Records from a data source
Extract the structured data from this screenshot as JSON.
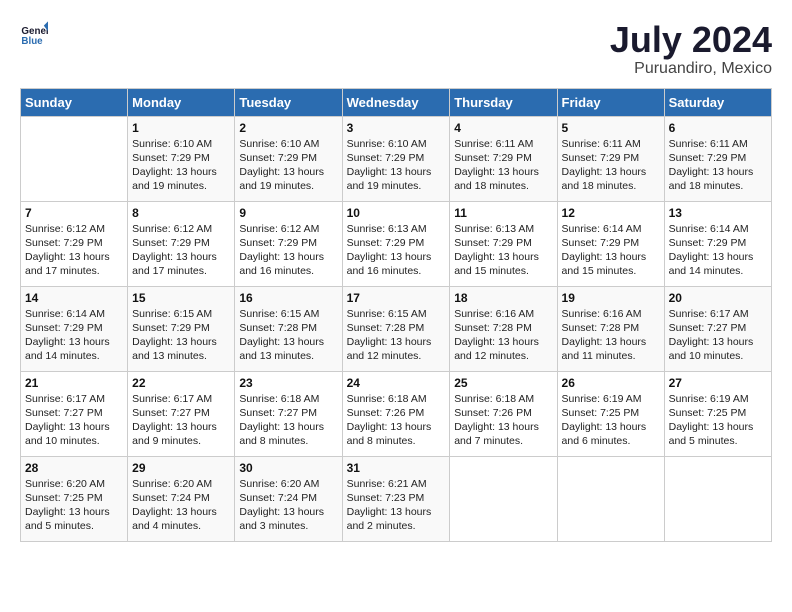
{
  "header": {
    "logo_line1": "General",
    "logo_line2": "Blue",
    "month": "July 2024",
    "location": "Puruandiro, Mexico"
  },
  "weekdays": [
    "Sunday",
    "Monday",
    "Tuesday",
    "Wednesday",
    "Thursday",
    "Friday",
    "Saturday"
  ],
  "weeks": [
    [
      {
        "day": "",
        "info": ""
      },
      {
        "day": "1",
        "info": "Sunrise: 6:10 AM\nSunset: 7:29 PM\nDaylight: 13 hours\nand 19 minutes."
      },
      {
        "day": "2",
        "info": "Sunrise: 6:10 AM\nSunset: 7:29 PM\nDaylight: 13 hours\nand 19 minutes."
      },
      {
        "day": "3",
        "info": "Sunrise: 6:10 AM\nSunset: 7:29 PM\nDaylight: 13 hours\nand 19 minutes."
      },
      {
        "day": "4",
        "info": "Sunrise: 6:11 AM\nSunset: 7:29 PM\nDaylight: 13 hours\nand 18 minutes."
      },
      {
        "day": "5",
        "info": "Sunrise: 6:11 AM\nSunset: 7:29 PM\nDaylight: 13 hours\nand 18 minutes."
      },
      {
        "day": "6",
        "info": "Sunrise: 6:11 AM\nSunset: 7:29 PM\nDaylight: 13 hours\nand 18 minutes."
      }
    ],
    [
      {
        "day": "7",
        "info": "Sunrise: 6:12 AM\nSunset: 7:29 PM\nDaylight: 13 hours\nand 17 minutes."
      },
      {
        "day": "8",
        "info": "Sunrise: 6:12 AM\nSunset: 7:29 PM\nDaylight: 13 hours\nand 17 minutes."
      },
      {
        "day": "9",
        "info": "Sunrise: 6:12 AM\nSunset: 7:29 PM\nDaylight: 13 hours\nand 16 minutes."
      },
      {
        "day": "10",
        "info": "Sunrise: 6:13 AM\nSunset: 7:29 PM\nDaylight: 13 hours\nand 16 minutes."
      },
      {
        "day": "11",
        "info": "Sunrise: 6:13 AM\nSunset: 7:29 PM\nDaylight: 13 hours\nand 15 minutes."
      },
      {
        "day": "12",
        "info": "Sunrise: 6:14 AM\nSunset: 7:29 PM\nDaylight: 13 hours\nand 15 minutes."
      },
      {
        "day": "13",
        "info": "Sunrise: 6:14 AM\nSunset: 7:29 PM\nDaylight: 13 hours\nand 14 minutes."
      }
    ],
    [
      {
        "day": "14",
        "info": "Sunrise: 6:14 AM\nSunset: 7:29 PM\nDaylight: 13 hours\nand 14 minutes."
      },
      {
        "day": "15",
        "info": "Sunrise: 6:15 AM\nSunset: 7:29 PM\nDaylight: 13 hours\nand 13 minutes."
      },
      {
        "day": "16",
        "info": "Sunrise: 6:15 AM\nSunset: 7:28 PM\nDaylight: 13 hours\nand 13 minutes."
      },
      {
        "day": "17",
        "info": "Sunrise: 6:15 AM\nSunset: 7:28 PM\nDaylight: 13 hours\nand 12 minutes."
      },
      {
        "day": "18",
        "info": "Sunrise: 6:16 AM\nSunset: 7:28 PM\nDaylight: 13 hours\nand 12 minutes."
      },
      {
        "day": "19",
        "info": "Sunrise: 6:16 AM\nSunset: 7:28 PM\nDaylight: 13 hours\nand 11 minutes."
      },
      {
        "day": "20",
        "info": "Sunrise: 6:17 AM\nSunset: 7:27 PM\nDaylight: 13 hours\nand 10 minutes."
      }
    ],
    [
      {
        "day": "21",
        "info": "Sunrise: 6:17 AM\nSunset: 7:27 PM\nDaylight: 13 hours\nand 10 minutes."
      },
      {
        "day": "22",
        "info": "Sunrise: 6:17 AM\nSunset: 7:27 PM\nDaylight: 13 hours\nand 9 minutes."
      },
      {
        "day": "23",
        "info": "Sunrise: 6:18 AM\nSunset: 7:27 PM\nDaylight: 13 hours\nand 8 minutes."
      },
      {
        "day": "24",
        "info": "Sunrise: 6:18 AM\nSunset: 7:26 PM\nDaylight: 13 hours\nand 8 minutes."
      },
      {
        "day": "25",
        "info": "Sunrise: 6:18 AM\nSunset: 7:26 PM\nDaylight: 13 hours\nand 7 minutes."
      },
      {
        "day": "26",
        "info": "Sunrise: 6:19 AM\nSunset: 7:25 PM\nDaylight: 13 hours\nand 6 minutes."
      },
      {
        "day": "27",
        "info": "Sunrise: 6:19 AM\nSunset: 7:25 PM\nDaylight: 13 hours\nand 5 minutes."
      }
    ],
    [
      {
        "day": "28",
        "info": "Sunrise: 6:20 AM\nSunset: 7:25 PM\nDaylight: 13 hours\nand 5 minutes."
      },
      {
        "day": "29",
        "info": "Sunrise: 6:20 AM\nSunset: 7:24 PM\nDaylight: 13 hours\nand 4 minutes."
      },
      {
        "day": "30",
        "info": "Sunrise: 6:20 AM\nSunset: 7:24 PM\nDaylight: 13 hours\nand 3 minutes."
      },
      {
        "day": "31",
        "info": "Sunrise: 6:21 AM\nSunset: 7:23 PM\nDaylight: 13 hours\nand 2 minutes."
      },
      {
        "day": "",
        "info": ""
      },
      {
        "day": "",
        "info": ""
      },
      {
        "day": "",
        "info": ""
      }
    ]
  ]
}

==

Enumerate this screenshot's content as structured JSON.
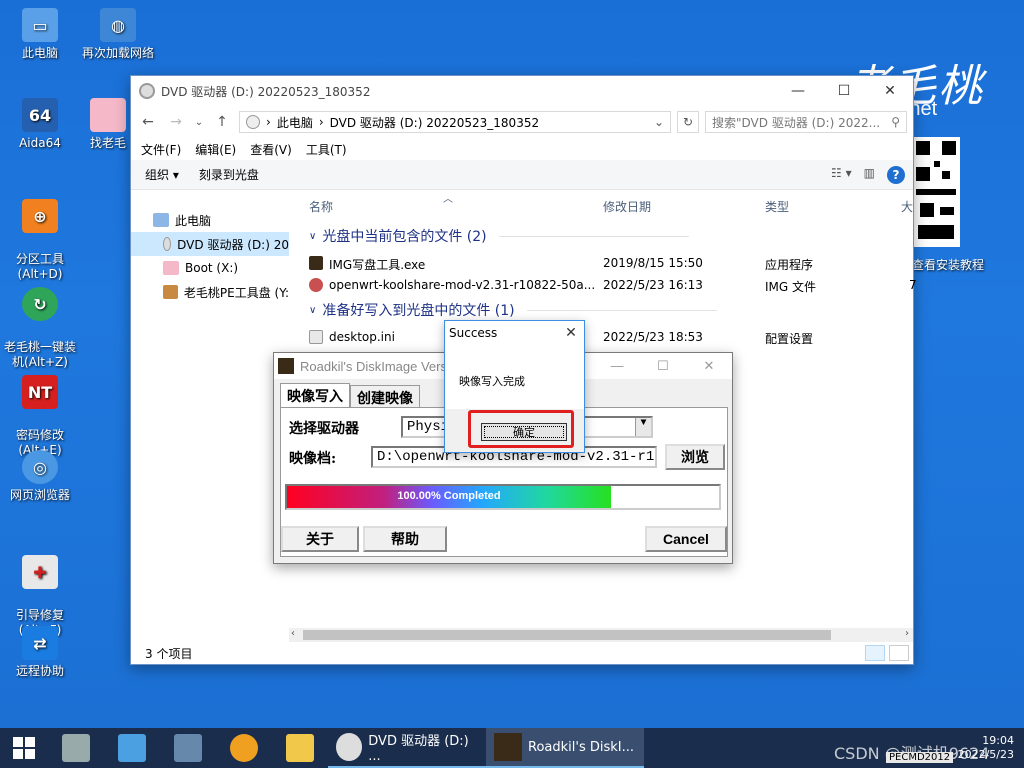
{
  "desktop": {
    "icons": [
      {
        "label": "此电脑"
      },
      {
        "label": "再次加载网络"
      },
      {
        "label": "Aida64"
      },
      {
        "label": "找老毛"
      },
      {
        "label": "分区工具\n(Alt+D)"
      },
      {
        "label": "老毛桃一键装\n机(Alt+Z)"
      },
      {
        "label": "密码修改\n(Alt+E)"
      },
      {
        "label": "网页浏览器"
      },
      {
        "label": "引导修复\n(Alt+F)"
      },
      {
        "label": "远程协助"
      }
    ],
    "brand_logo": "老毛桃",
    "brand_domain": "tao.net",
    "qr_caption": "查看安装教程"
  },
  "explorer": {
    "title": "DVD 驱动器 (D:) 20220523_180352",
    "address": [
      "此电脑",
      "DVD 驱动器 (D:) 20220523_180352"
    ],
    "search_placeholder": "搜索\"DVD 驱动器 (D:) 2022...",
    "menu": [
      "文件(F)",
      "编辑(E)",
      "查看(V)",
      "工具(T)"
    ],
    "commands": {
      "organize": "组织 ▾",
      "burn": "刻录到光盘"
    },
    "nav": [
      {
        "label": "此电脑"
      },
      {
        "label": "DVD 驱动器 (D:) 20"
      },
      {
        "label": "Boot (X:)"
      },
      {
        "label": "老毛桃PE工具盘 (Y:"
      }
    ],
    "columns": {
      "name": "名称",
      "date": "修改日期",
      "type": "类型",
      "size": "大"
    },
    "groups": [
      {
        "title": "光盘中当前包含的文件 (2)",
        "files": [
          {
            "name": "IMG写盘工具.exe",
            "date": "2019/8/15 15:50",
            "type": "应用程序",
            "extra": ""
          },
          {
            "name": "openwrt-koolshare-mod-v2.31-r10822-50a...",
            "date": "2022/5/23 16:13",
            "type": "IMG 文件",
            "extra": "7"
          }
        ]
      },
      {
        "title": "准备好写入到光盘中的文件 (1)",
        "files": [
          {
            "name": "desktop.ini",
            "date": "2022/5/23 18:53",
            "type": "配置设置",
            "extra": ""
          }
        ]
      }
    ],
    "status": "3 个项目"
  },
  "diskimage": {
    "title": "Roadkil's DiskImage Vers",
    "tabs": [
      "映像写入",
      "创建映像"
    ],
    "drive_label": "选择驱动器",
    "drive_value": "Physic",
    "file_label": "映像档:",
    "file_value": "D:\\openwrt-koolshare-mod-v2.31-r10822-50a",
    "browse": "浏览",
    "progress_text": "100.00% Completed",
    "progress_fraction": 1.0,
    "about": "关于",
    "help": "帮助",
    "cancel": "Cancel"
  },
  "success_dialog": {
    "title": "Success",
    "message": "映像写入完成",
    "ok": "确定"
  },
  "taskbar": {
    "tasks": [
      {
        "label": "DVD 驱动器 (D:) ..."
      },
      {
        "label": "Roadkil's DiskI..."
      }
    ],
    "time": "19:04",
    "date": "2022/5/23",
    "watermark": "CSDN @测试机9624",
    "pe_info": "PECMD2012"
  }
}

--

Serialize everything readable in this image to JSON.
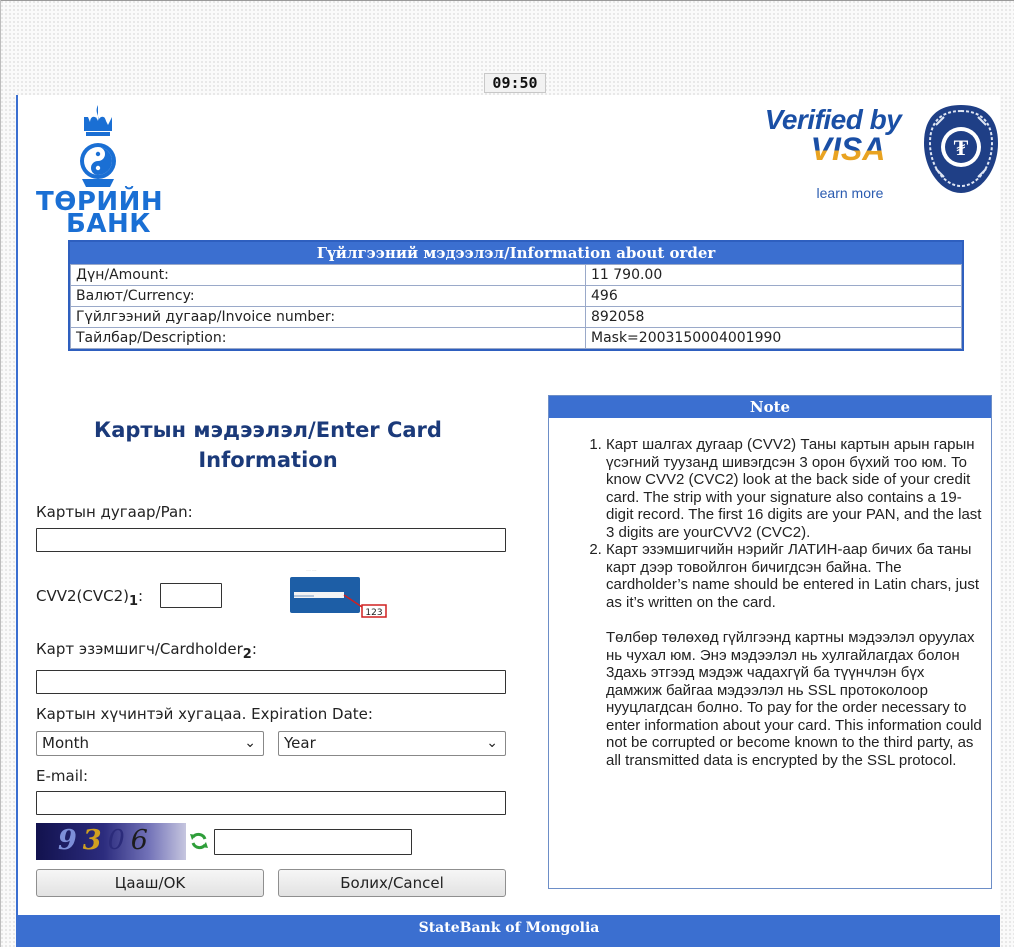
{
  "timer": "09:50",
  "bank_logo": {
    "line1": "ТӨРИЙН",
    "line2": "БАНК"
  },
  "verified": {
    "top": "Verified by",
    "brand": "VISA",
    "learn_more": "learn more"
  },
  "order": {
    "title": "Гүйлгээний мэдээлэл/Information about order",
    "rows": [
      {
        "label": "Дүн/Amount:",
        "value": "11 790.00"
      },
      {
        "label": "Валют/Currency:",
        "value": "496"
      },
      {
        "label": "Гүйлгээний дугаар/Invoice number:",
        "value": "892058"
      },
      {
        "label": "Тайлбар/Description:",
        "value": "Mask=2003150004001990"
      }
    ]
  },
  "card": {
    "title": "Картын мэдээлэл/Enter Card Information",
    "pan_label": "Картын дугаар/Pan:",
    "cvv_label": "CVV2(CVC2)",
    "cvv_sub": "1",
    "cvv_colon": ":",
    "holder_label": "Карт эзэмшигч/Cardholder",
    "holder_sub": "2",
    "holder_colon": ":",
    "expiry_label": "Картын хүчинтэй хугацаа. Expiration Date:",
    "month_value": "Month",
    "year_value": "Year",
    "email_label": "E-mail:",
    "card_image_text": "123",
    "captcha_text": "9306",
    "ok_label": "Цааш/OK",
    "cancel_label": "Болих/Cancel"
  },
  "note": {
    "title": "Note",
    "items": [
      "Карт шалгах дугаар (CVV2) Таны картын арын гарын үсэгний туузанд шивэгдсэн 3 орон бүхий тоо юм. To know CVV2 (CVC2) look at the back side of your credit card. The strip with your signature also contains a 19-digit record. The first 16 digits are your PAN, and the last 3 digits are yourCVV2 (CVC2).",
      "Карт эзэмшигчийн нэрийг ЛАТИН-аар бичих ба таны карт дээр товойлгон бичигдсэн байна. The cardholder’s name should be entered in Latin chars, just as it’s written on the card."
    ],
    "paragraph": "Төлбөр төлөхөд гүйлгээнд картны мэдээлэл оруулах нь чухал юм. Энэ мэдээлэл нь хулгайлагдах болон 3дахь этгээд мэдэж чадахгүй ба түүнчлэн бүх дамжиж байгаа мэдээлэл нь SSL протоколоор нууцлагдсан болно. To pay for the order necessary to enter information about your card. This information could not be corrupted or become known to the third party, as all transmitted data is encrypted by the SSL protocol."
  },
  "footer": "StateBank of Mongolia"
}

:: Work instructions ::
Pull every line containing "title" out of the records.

:: Answer space ::
    "title": "DVD 驱动器 (D:) 20220523_180352",
        "title": "光盘中当前包含的文件 (2)",
        "title": "准备好写入到光盘中的文件 (1)",
    "title": "Roadkil's DiskImage Vers",
    "title": "Success",
    "title": "Гүйлгээний мэдээлэл/Information about order",
    "title": "Картын мэдээлэл/Enter Card Information",
    "title": "Note",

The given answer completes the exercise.